• Task objective: What you return must be every line below that includes the word "text".

(Records from a data collection)
——————————

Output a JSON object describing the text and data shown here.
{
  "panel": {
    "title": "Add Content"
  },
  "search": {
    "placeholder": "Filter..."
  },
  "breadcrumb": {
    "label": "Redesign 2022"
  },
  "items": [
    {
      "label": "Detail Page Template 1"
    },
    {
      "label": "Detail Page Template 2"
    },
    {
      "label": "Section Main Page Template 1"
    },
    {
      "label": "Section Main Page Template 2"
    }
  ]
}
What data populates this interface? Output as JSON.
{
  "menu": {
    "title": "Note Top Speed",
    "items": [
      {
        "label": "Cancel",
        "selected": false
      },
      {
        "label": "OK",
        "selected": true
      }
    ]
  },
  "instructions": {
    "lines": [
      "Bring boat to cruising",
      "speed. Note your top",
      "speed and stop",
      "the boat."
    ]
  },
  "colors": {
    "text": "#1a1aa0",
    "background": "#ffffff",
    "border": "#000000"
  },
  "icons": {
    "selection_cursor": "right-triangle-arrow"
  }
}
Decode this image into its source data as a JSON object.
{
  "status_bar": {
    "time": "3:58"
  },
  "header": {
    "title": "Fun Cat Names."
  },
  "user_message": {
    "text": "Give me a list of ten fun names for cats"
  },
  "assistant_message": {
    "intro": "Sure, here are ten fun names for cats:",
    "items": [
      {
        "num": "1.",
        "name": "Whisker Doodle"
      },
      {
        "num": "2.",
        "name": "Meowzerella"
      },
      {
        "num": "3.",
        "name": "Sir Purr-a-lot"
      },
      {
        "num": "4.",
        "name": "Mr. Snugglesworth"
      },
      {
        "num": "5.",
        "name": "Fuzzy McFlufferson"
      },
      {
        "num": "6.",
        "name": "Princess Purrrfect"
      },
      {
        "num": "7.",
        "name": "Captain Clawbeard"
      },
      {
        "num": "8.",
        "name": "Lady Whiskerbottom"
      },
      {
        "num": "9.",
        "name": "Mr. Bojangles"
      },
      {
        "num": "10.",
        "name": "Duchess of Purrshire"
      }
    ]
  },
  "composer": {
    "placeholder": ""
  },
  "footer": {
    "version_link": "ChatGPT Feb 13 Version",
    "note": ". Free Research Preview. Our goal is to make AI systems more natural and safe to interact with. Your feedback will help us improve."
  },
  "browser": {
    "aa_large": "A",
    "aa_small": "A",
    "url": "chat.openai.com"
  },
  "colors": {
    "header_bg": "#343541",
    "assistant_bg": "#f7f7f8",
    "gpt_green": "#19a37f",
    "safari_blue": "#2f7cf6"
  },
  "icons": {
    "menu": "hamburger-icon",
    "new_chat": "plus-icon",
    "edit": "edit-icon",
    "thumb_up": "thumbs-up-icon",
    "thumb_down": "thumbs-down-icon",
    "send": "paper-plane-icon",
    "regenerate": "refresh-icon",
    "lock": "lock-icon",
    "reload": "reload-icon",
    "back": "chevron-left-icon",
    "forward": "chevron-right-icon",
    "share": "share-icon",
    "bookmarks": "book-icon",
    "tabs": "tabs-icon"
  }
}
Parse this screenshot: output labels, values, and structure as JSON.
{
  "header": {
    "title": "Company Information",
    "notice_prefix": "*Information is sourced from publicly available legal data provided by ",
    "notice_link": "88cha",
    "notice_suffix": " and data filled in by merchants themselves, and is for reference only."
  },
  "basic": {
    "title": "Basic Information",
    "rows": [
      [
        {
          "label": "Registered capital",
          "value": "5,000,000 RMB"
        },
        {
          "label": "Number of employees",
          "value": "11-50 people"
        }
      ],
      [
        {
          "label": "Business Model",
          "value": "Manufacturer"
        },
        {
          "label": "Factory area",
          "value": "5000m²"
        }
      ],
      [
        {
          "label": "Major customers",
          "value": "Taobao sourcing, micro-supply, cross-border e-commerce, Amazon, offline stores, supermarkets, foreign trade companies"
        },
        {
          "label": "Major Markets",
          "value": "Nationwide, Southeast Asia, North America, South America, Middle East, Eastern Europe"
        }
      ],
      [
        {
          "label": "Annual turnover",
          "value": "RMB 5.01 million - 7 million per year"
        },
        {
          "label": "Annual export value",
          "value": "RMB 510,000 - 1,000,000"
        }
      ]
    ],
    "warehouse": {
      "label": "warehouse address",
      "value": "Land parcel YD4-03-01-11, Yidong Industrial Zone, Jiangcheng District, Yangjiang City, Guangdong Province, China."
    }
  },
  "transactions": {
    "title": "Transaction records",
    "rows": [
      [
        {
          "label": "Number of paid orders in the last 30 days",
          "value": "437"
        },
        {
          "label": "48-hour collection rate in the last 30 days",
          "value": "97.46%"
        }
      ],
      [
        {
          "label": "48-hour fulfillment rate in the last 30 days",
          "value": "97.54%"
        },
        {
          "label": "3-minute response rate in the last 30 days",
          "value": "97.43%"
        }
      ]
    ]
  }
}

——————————

• Response below:
Output a JSON object describing the text and data shown here.
    "text": "#1a1aa0",
    "text": "Give me a list of ten fun names for cats"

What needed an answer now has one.